DATA SUPPLIED below:

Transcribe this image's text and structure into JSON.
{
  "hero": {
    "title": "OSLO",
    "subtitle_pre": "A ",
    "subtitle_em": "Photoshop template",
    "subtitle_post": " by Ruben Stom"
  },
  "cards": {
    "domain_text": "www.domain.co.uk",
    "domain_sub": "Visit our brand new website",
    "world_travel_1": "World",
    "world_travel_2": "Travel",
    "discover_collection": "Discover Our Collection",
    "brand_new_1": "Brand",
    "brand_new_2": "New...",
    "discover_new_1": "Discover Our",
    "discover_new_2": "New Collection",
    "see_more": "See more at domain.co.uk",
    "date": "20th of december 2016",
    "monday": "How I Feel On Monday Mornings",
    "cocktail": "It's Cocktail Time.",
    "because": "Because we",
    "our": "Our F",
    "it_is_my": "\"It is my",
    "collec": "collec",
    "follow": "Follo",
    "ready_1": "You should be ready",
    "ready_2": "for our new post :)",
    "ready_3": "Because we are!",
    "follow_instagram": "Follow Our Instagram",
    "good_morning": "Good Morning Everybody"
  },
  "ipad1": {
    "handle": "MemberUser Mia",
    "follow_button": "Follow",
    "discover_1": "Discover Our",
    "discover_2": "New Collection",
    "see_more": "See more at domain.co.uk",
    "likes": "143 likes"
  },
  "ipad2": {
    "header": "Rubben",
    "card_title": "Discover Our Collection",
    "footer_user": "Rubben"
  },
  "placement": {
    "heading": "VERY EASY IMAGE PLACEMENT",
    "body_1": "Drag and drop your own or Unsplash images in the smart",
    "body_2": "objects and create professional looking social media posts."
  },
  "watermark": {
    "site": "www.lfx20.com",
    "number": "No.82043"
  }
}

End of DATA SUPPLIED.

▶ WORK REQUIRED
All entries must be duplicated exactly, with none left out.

▶ OUTPUT BELOW
Transcribe this image's text and structure into JSON.
{
  "hero": {
    "title": "OSLO",
    "subtitle_pre": "A ",
    "subtitle_em": "Photoshop template",
    "subtitle_post": " by Ruben Stom"
  },
  "cards": {
    "domain_text": "www.domain.co.uk",
    "domain_sub": "Visit our brand new website",
    "world_travel_1": "World",
    "world_travel_2": "Travel",
    "discover_collection": "Discover Our Collection",
    "brand_new_1": "Brand",
    "brand_new_2": "New...",
    "discover_new_1": "Discover Our",
    "discover_new_2": "New Collection",
    "see_more": "See more at domain.co.uk",
    "date": "20th of december 2016",
    "monday": "How I Feel On Monday Mornings",
    "cocktail": "It's Cocktail Time.",
    "because": "Because we",
    "our": "Our F",
    "it_is_my": "\"It is my",
    "collec": "collec",
    "follow": "Follo",
    "ready_1": "You should be ready",
    "ready_2": "for our new post :)",
    "ready_3": "Because we are!",
    "follow_instagram": "Follow Our Instagram",
    "good_morning": "Good Morning Everybody"
  },
  "ipad1": {
    "handle": "MemberUser Mia",
    "follow_button": "Follow",
    "discover_1": "Discover Our",
    "discover_2": "New Collection",
    "see_more": "See more at domain.co.uk",
    "likes": "143 likes"
  },
  "ipad2": {
    "header": "Rubben",
    "card_title": "Discover Our Collection",
    "footer_user": "Rubben"
  },
  "placement": {
    "heading": "VERY EASY IMAGE PLACEMENT",
    "body_1": "Drag and drop your own or Unsplash images in the smart",
    "body_2": "objects and create professional looking social media posts."
  },
  "watermark": {
    "site": "www.lfx20.com",
    "number": "No.82043"
  }
}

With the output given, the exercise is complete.